Kara, we just got this super nice email about 90s womanhood from a hot chick born in 1990, making her almost young enough to be our daughter (gah!). She says:
As a member of ‘Generation Y’ (aka Generation Y Bother/ Y Care/ Y Don’t You Understand That I’m Entitled), and as someone who wasn’t born until the year 1990, I’ll admit that upon first encountering your 90swoman blog, I brushed over it, not making an effort to build a connection between myself (the 90s girl, technically) and a woman who, as the ’90swoman’ title suggests, is from a generation that I was too young to understand, who fought very different battles to me, against enemies who were probably dead already. I mean, how could I have related to a woman whose girl power ideologies had long been expired on the shelf of modern civilization? After all, I wasn’t even a feminist.
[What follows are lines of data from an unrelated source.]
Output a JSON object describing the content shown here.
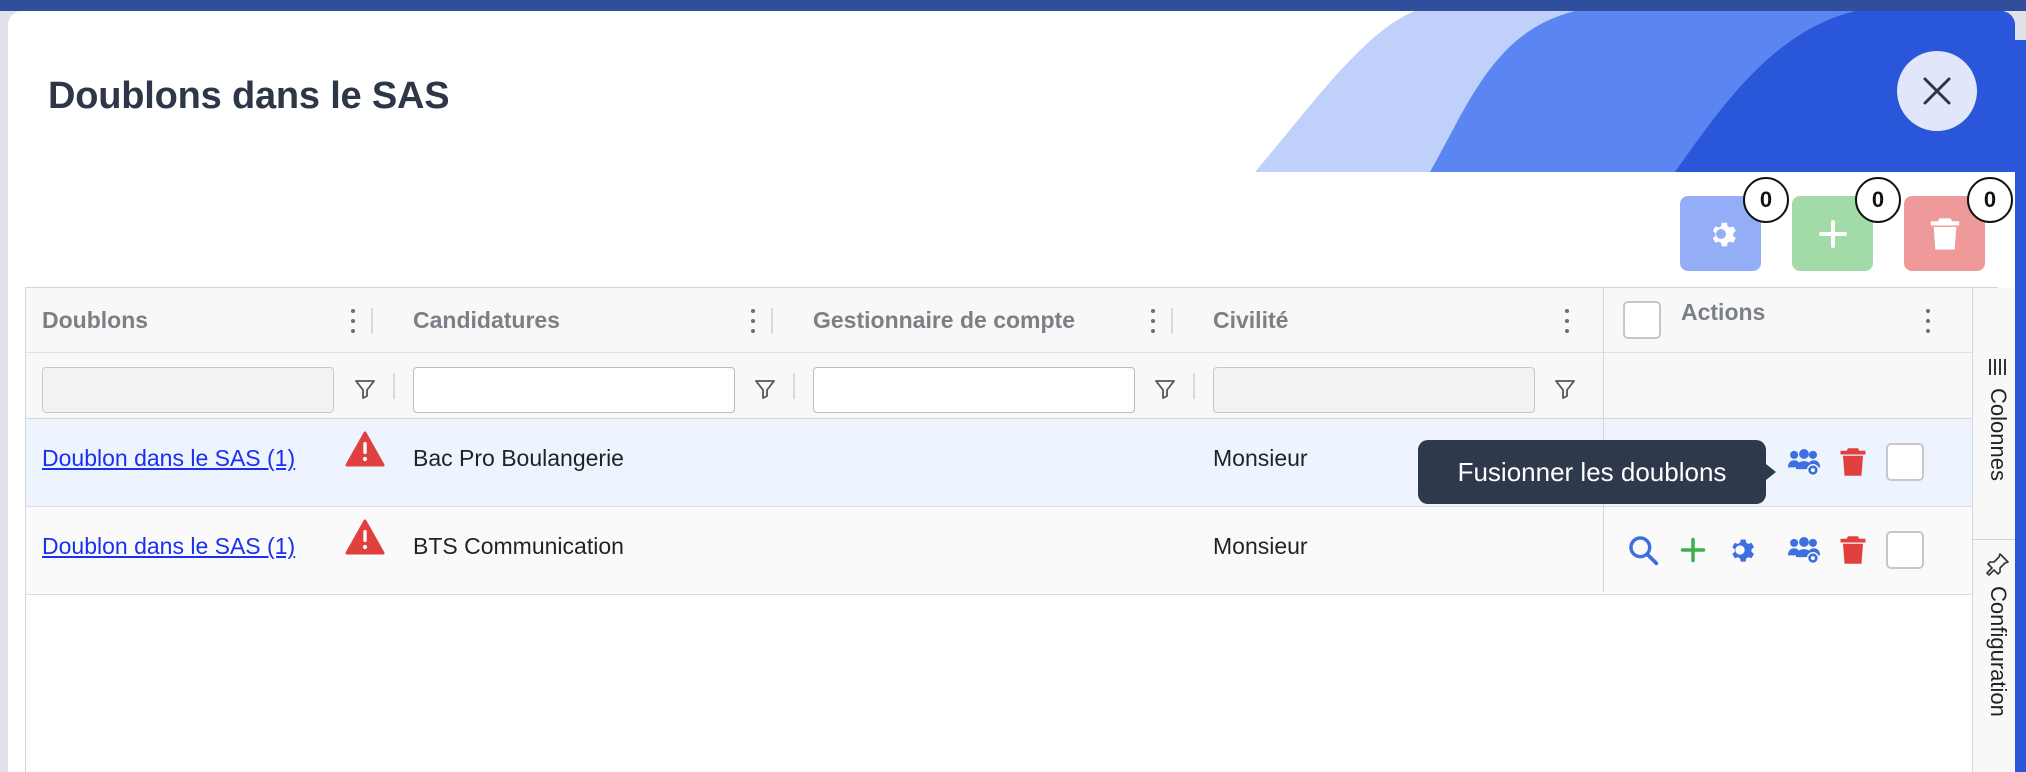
{
  "modal": {
    "title": "Doublons dans le SAS",
    "close_label": "close"
  },
  "toolbar": {
    "buttons": [
      {
        "icon": "gear-icon",
        "count": "0",
        "color": "#93aef7"
      },
      {
        "icon": "plus-icon",
        "count": "0",
        "color": "#a3dba8"
      },
      {
        "icon": "trash-icon",
        "count": "0",
        "color": "#ee9a9a"
      }
    ]
  },
  "grid": {
    "columns": [
      {
        "label": "Doublons"
      },
      {
        "label": "Candidatures"
      },
      {
        "label": "Gestionnaire de compte"
      },
      {
        "label": "Civilité"
      },
      {
        "label": "Actions"
      }
    ],
    "filters": {
      "doublons": "",
      "candidatures": "",
      "gestionnaire": "",
      "civilite": ""
    },
    "rows": [
      {
        "doublon": "Doublon dans le SAS (1)",
        "candidature": "Bac Pro Boulangerie",
        "gestionnaire": "",
        "civilite": "Monsieur"
      },
      {
        "doublon": "Doublon dans le SAS (1)",
        "candidature": "BTS Communication",
        "gestionnaire": "",
        "civilite": "Monsieur"
      }
    ]
  },
  "side_panel": {
    "tabs": [
      {
        "label": "Colonnes",
        "icon": "columns-icon"
      },
      {
        "label": "Configuration",
        "icon": "pin-icon"
      }
    ]
  },
  "tooltip": {
    "text": "Fusionner les doublons"
  },
  "colors": {
    "accent": "#2f6be0",
    "link": "#1a2ff0",
    "danger": "#e0413e",
    "success": "#3fae4a",
    "tooltip_bg": "#2e3a4b"
  }
}
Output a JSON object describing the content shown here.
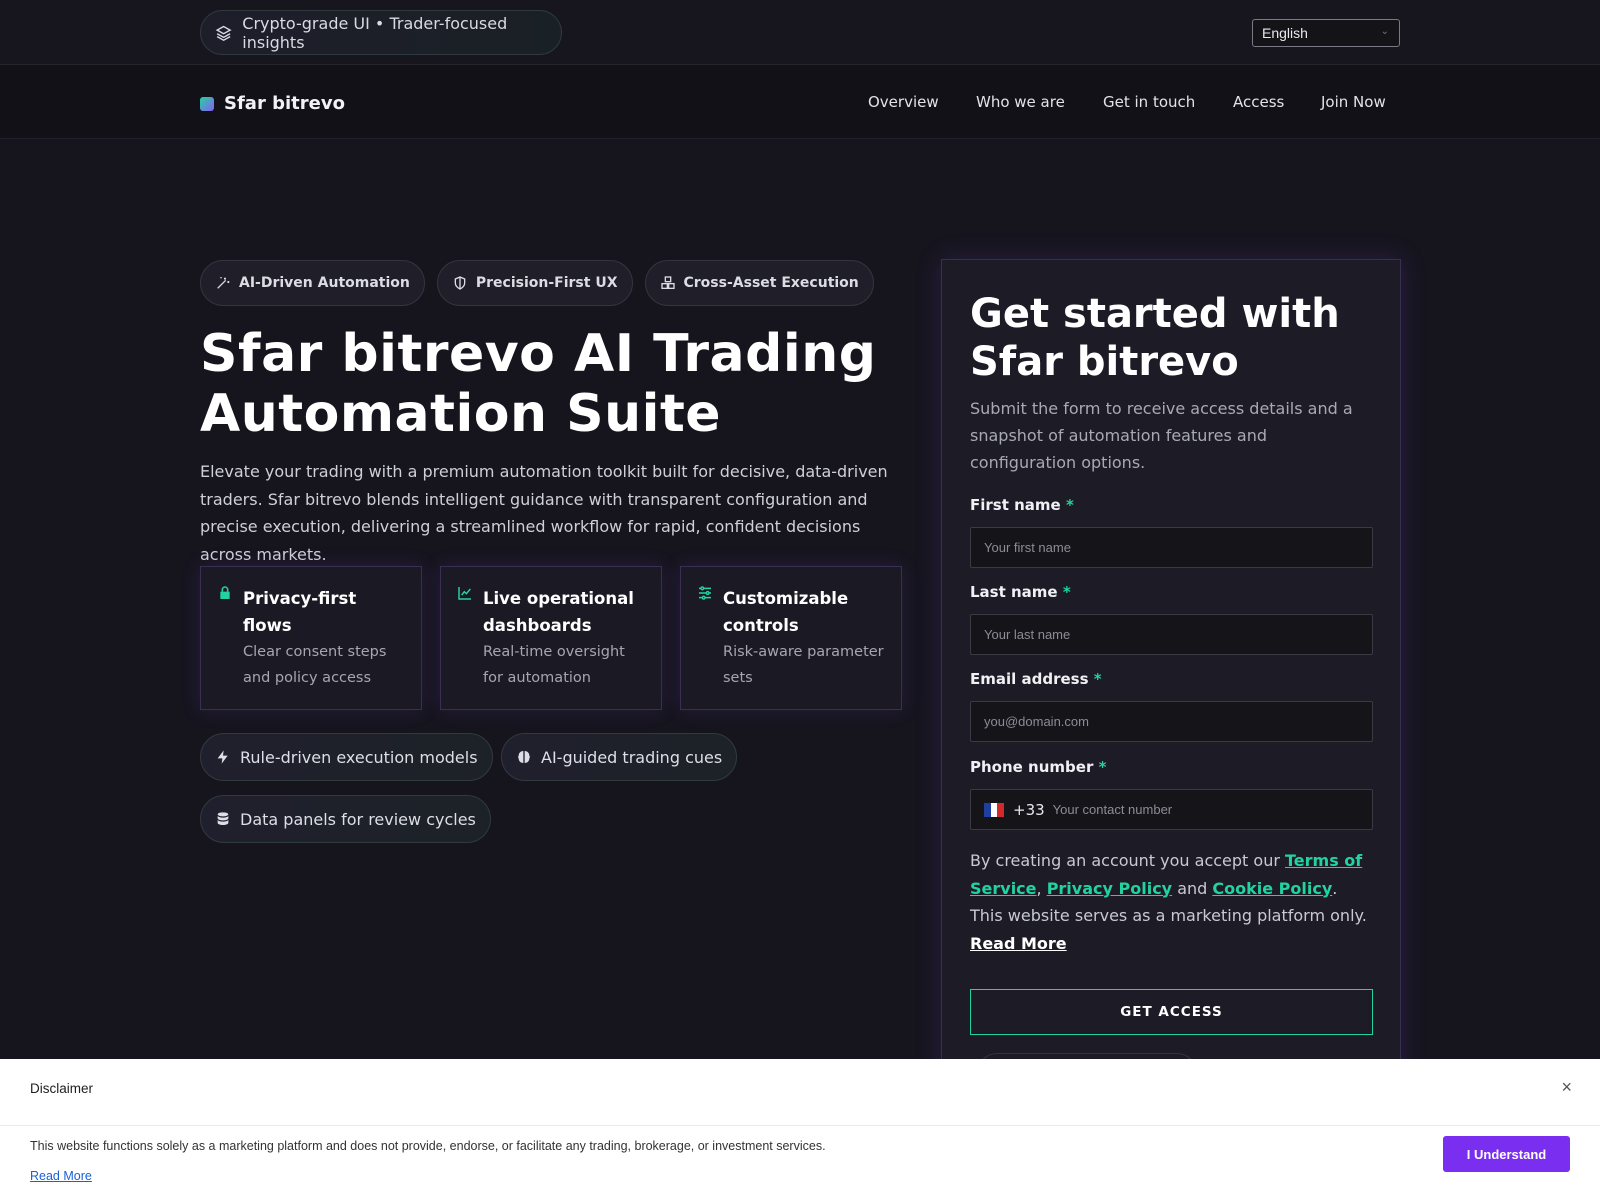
{
  "topbar": {
    "pill_text": "Crypto-grade UI • Trader-focused insights",
    "language": "English"
  },
  "nav": {
    "brand": "Sfar bitrevo",
    "links": [
      "Overview",
      "Who we are",
      "Get in touch",
      "Access",
      "Join Now"
    ]
  },
  "hero": {
    "chips": [
      "AI-Driven Automation",
      "Precision-First UX",
      "Cross-Asset Execution"
    ],
    "title": "Sfar bitrevo AI Trading Automation Suite",
    "description": "Elevate your trading with a premium automation toolkit built for decisive, data-driven traders. Sfar bitrevo blends intelligent guidance with transparent configuration and precise execution, delivering a streamlined workflow for rapid, confident decisions across markets.",
    "cards": [
      {
        "title": "Privacy-first flows",
        "text": "Clear consent steps and policy access",
        "icon": "lock-icon"
      },
      {
        "title": "Live operational dashboards",
        "text": "Real-time oversight for automation",
        "icon": "chart-line-icon"
      },
      {
        "title": "Customizable controls",
        "text": "Risk-aware parameter sets",
        "icon": "sliders-icon"
      }
    ],
    "tags": [
      "Rule-driven execution models",
      "AI-guided trading cues",
      "Data panels for review cycles"
    ]
  },
  "form": {
    "title": "Get started with Sfar bitrevo",
    "subtitle": "Submit the form to receive access details and a snapshot of automation features and configuration options.",
    "first_name_label": "First name",
    "first_name_placeholder": "Your first name",
    "last_name_label": "Last name",
    "last_name_placeholder": "Your last name",
    "email_label": "Email address",
    "email_placeholder": "you@domain.com",
    "phone_label": "Phone number",
    "phone_code": "+33",
    "phone_placeholder": "Your contact number",
    "required_mark": "*",
    "terms_prefix": "By creating an account you accept our ",
    "terms_link": "Terms of Service",
    "terms_sep": ", ",
    "privacy_link": "Privacy Policy",
    "terms_and": " and ",
    "cookie_link": "Cookie Policy",
    "terms_suffix": ". This website serves as a marketing platform only. ",
    "read_more": "Read More",
    "cta": "GET ACCESS"
  },
  "disclaimer": {
    "title": "Disclaimer",
    "close": "×",
    "text": "This website functions solely as a marketing platform and does not provide, endorse, or facilitate any trading, brokerage, or investment services.",
    "read_more": "Read More",
    "button": "I Understand"
  },
  "colors": {
    "accent_green": "#22d3a0",
    "accent_purple": "#7a2ff0",
    "background": "#16151e"
  }
}
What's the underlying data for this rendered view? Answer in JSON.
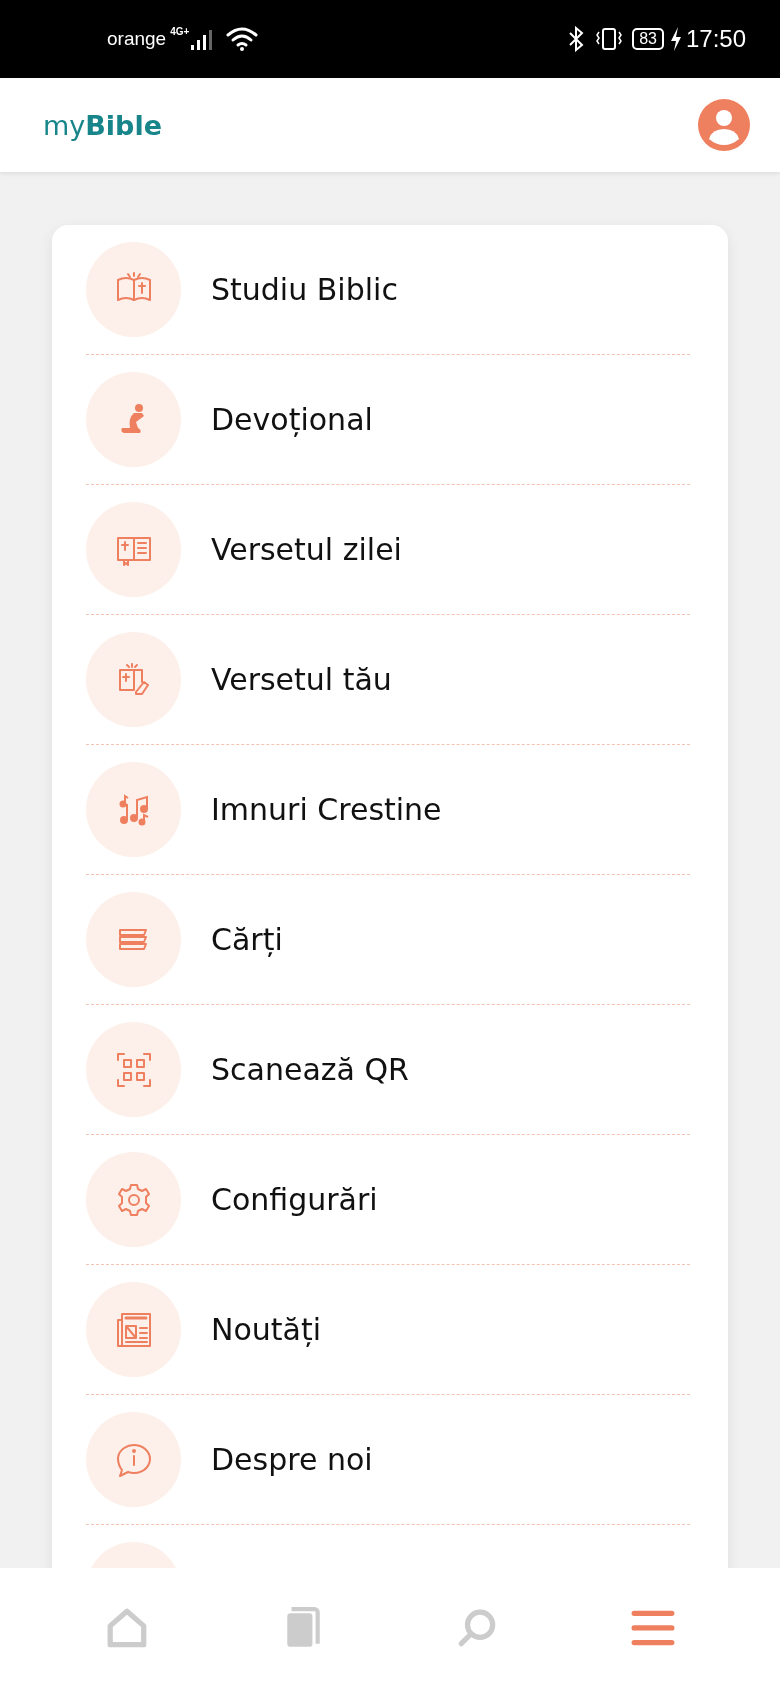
{
  "status_bar": {
    "carrier": "orange",
    "network": "4G+",
    "battery": "83",
    "time": "17:50"
  },
  "header": {
    "logo_light": "my",
    "logo_bold": "Bible"
  },
  "menu": [
    {
      "label": "Studiu Biblic"
    },
    {
      "label": "Devoțional"
    },
    {
      "label": "Versetul zilei"
    },
    {
      "label": "Versetul tău"
    },
    {
      "label": "Imnuri Crestine"
    },
    {
      "label": "Cărți"
    },
    {
      "label": "Scanează QR"
    },
    {
      "label": "Configurări"
    },
    {
      "label": "Noutăți"
    },
    {
      "label": "Despre noi"
    }
  ],
  "bottom_nav": [
    {
      "selected": false
    },
    {
      "selected": false
    },
    {
      "selected": false
    },
    {
      "selected": true
    }
  ]
}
And as a non-feminist, I found myself, soon after, wondering why I was angry with my body for not being a size 2.
As a non-feminist, I found myself frustrated that menstruation is still taboo.
As a non-feminist, I found myself shaving my legs and armpits, a ritual I’ve been devoted to since puberty, and realized that I’d never once questioned the practice.
And finally, as a non-feminist, I returned to your blog. And then officially converted.
Thank you both so much for doing what you’re doing. I’ve come to realize, and learn, that there are so many issues we feminists still need to focus on and help others understand. My generation, often seemingly sedate, appears to have dropped the ball on feminism, but I have a sneaking suspicion many of them are feminists without realizing it, as I was.
And she sent over a life-size couture gown she adorned with tampons and pads that she dyed red. It’s called “Period Piece”. The next generation of feminists is doing just fine.